Plato distinguished the products of what we now call "art" as those whose appearance alone is of interest. These days, we may quickly move to dismiss this definition, given the iconic status attributed to several twentieth-century artworks that seem to undermine it, not least those indiscernibles whose appearance cannot be definitive, or those conceptual pieces which do not appear at all. But even these artworks have entered the fray broadly as examples of visual art. And, for visual art, the challenging of Plato's claim, that art is appearance alone, has about it just that kind of apparent impossibility that suits so well the spirit of the avant-garde.
But what of literature? Not so easy for literature to position itself in respect of Plato's claim - and it was a claim originally intended to be true of poetry more than of any other art form - given that appearance would seem almost the preserve of the visual. We might say, then, that, as the visual arts pursued an almost impossible antipathy towards appearance, the literary arts pursued an almost impossible affinity with appearance, through that aspect of appearance that was, happily, both the perfect mode of appearance for literature and the favoured mode of appearance for Plato: form.
But has not literary form had its day? Have the formalists, and the structuralists, and the post-formalists and the post-structuralists, not been and gone? True, but something still remains of form: not any literary form, but the form of literature itself. Contemporary literary fiction continues the attempt to live up to Plato's definition of art - which, for Plato, made art true - by writing in a manner to give the appearance alone of literature. The effect is a genre in which, for the writer, the sense of Writing Literature is dominant, and, for the reader, the sense of Reading Literature is dominant. And this effect is produced, not simply by the abandonment of most of the elements of character and plot, not simply even by an avoidance of high-literary language and style, but by a self-conscious juxtaposition of the signs of excruciating effort - short, elliptical sentences; absence of fulsome description; muted tone of painful sublimation - with the signs of iconoclastic casualness - colloquialisms; lack of trajectory; air of the incidental. This is how the appearance alone of literature is pursued: by the combination of painful retention, of a Literature that will never appear, and easy production, of a Literature that need only appear.
The Emperor ordered his new suit of clothes to appear invisible only to those stupid and incompetent subjects not fit to remain at their posts. And there does seem that kind of intellectual stake in contemporary literary fiction, that those who cannot appreciate it are those too stupid to do so. But stupid people too can read and write.
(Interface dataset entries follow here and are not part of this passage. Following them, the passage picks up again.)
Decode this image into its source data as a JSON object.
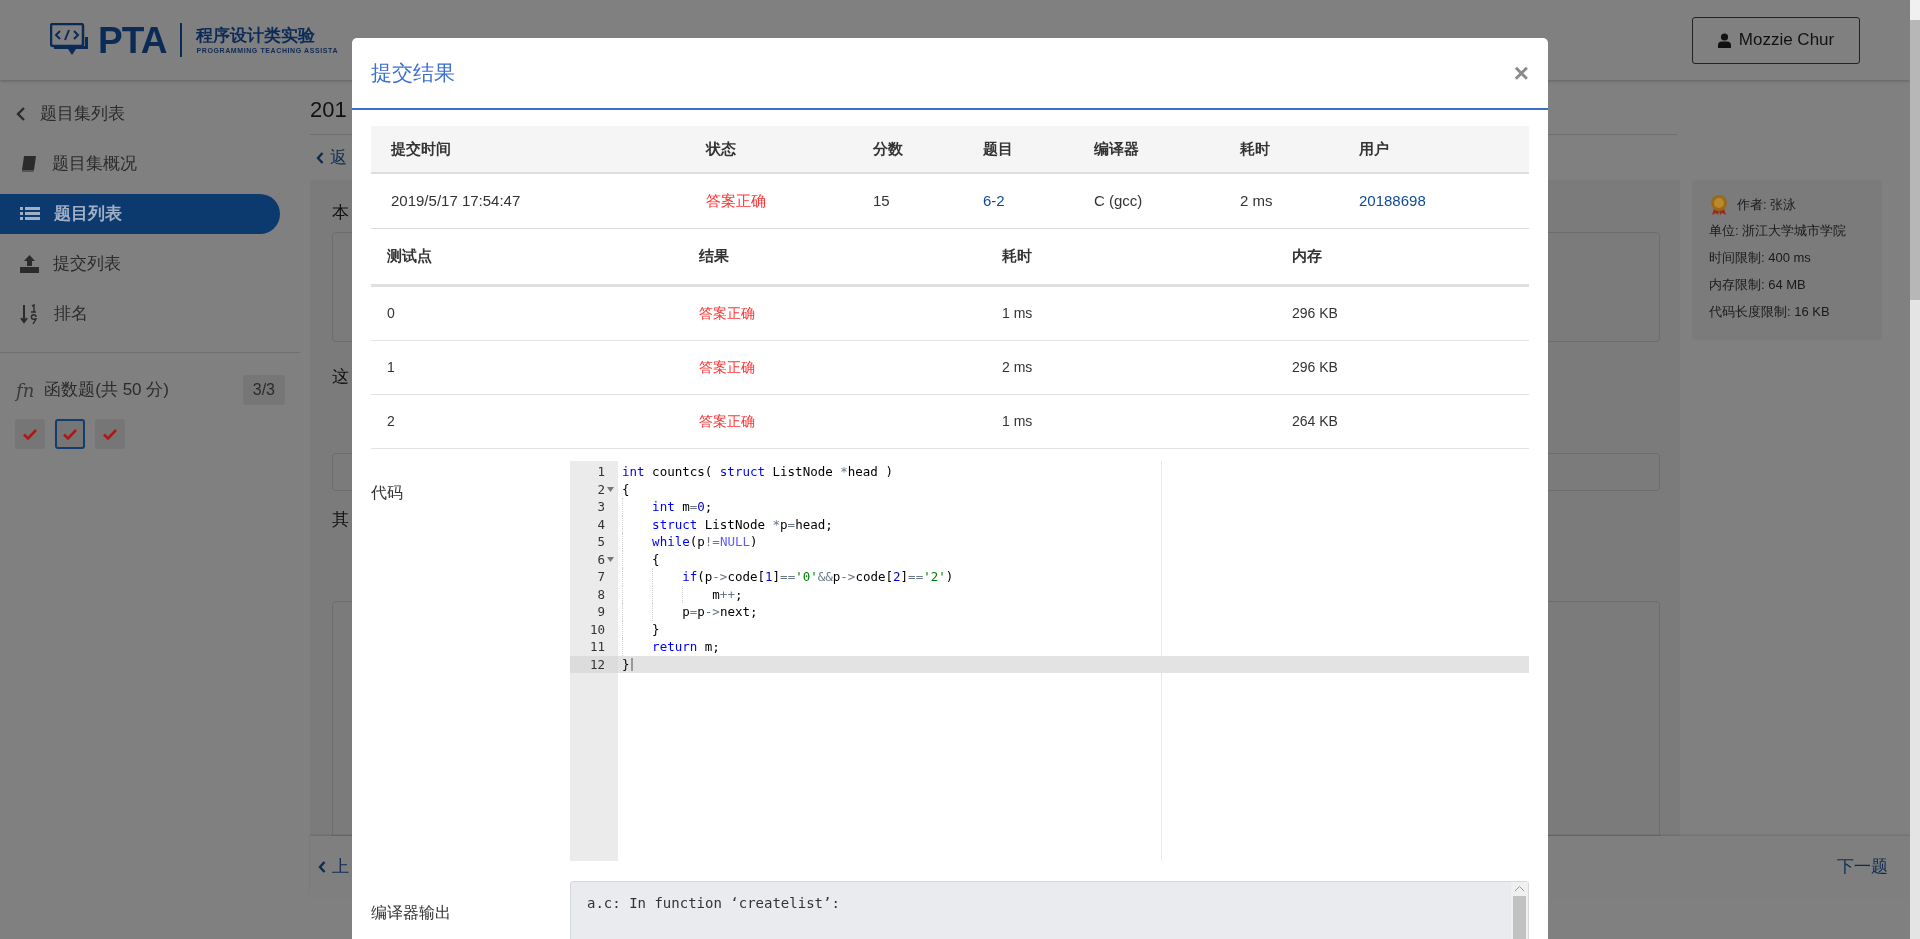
{
  "header": {
    "logo_text": "PTA",
    "platform_name": "程序设计类实验",
    "platform_subtitle": "PROGRAMMING TEACHING ASSISTA",
    "user_button": "Mozzie Chur"
  },
  "sidebar": {
    "items": [
      {
        "label": "题目集列表",
        "selected": false
      },
      {
        "label": "题目集概况",
        "selected": false
      },
      {
        "label": "题目列表",
        "selected": true
      },
      {
        "label": "提交列表",
        "selected": false
      },
      {
        "label": "排名",
        "selected": false
      }
    ],
    "section": {
      "icon_text": "fn",
      "label": "函数题(共 50 分)",
      "count": "3/3"
    },
    "problems": [
      {
        "solved": true,
        "selected": false
      },
      {
        "solved": true,
        "selected": true
      },
      {
        "solved": true,
        "selected": false
      }
    ]
  },
  "page": {
    "title": "201",
    "back_link": "返",
    "fragments": [
      "本",
      "这"
    ],
    "fragment_3": "其",
    "prev_link": "上",
    "next_link": "下一题"
  },
  "problem_info": {
    "author": "作者: 张泳",
    "lines": [
      "单位: 浙江大学城市学院",
      "时间限制: 400 ms",
      "内存限制: 64 MB",
      "代码长度限制: 16 KB"
    ]
  },
  "modal": {
    "title": "提交结果",
    "close": "×",
    "submission": {
      "columns": [
        "提交时间",
        "状态",
        "分数",
        "题目",
        "编译器",
        "耗时",
        "用户"
      ],
      "row": [
        {
          "text": "2019/5/17 17:54:47",
          "kind": "plain"
        },
        {
          "text": "答案正确",
          "kind": "status"
        },
        {
          "text": "15",
          "kind": "plain"
        },
        {
          "text": "6-2",
          "kind": "link"
        },
        {
          "text": "C (gcc)",
          "kind": "plain"
        },
        {
          "text": "2 ms",
          "kind": "plain"
        },
        {
          "text": "20188698",
          "kind": "link"
        }
      ]
    },
    "tests": {
      "columns": [
        "测试点",
        "结果",
        "耗时",
        "内存"
      ],
      "rows": [
        [
          "0",
          "答案正确",
          "1 ms",
          "296 KB"
        ],
        [
          "1",
          "答案正确",
          "2 ms",
          "296 KB"
        ],
        [
          "2",
          "答案正确",
          "1 ms",
          "264 KB"
        ]
      ]
    },
    "code_label": "代码",
    "code": [
      {
        "number": "1",
        "fold": false,
        "active": false,
        "tokens": [
          {
            "kind": "kw",
            "text": "int"
          },
          {
            "kind": "plain",
            "text": " countcs( "
          },
          {
            "kind": "kw",
            "text": "struct"
          },
          {
            "kind": "plain",
            "text": " ListNode "
          },
          {
            "kind": "op",
            "text": "*"
          },
          {
            "kind": "plain",
            "text": "head )"
          }
        ]
      },
      {
        "number": "2",
        "fold": true,
        "active": false,
        "tokens": [
          {
            "kind": "plain",
            "text": "{"
          }
        ],
        "children": [
          {
            "number": "3",
            "fold": false,
            "active": false,
            "tokens": [
              {
                "kind": "kw",
                "text": "int"
              },
              {
                "kind": "plain",
                "text": " m"
              },
              {
                "kind": "op",
                "text": "="
              },
              {
                "kind": "num",
                "text": "0"
              },
              {
                "kind": "plain",
                "text": ";"
              }
            ]
          },
          {
            "number": "4",
            "fold": false,
            "active": false,
            "tokens": [
              {
                "kind": "kw",
                "text": "struct"
              },
              {
                "kind": "plain",
                "text": " ListNode "
              },
              {
                "kind": "op",
                "text": "*"
              },
              {
                "kind": "plain",
                "text": "p"
              },
              {
                "kind": "op",
                "text": "="
              },
              {
                "kind": "plain",
                "text": "head;"
              }
            ]
          },
          {
            "number": "5",
            "fold": false,
            "active": false,
            "tokens": [
              {
                "kind": "kw",
                "text": "while"
              },
              {
                "kind": "plain",
                "text": "(p"
              },
              {
                "kind": "op",
                "text": "!="
              },
              {
                "kind": "const",
                "text": "NULL"
              },
              {
                "kind": "plain",
                "text": ")"
              }
            ]
          },
          {
            "number": "6",
            "fold": true,
            "active": false,
            "tokens": [
              {
                "kind": "plain",
                "text": "{"
              }
            ],
            "children": [
              {
                "number": "7",
                "fold": false,
                "active": false,
                "tokens": [
                  {
                    "kind": "kw",
                    "text": "if"
                  },
                  {
                    "kind": "plain",
                    "text": "(p"
                  },
                  {
                    "kind": "op",
                    "text": "->"
                  },
                  {
                    "kind": "plain",
                    "text": "code["
                  },
                  {
                    "kind": "num",
                    "text": "1"
                  },
                  {
                    "kind": "plain",
                    "text": "]"
                  },
                  {
                    "kind": "op",
                    "text": "=="
                  },
                  {
                    "kind": "str",
                    "text": "'0'"
                  },
                  {
                    "kind": "op",
                    "text": "&&"
                  },
                  {
                    "kind": "plain",
                    "text": "p"
                  },
                  {
                    "kind": "op",
                    "text": "->"
                  },
                  {
                    "kind": "plain",
                    "text": "code["
                  },
                  {
                    "kind": "num",
                    "text": "2"
                  },
                  {
                    "kind": "plain",
                    "text": "]"
                  },
                  {
                    "kind": "op",
                    "text": "=="
                  },
                  {
                    "kind": "str",
                    "text": "'2'"
                  },
                  {
                    "kind": "plain",
                    "text": ")"
                  }
                ],
                "children": [
                  {
                    "number": "8",
                    "fold": false,
                    "active": false,
                    "tokens": [
                      {
                        "kind": "plain",
                        "text": "m"
                      },
                      {
                        "kind": "op",
                        "text": "++"
                      },
                      {
                        "kind": "plain",
                        "text": ";"
                      }
                    ]
                  }
                ]
              },
              {
                "number": "9",
                "fold": false,
                "active": false,
                "tokens": [
                  {
                    "kind": "plain",
                    "text": "p"
                  },
                  {
                    "kind": "op",
                    "text": "="
                  },
                  {
                    "kind": "plain",
                    "text": "p"
                  },
                  {
                    "kind": "op",
                    "text": "->"
                  },
                  {
                    "kind": "plain",
                    "text": "next;"
                  }
                ]
              }
            ]
          },
          {
            "number": "10",
            "fold": false,
            "active": false,
            "tokens": [
              {
                "kind": "plain",
                "text": "}"
              }
            ]
          },
          {
            "number": "11",
            "fold": false,
            "active": false,
            "tokens": [
              {
                "kind": "kw",
                "text": "return"
              },
              {
                "kind": "plain",
                "text": " m;"
              }
            ]
          }
        ]
      },
      {
        "number": "12",
        "fold": false,
        "active": true,
        "tokens": [
          {
            "kind": "plain",
            "text": "}"
          }
        ]
      }
    ],
    "compiler_label": "编译器输出",
    "compiler_output": "a.c: In function ‘createlist’:"
  }
}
It is just that, for now, they must do so without giving the appearance of doing so. They must wear clothes that people can see, which leaves them far more exposed than they would be if they wore clothes that only appeared.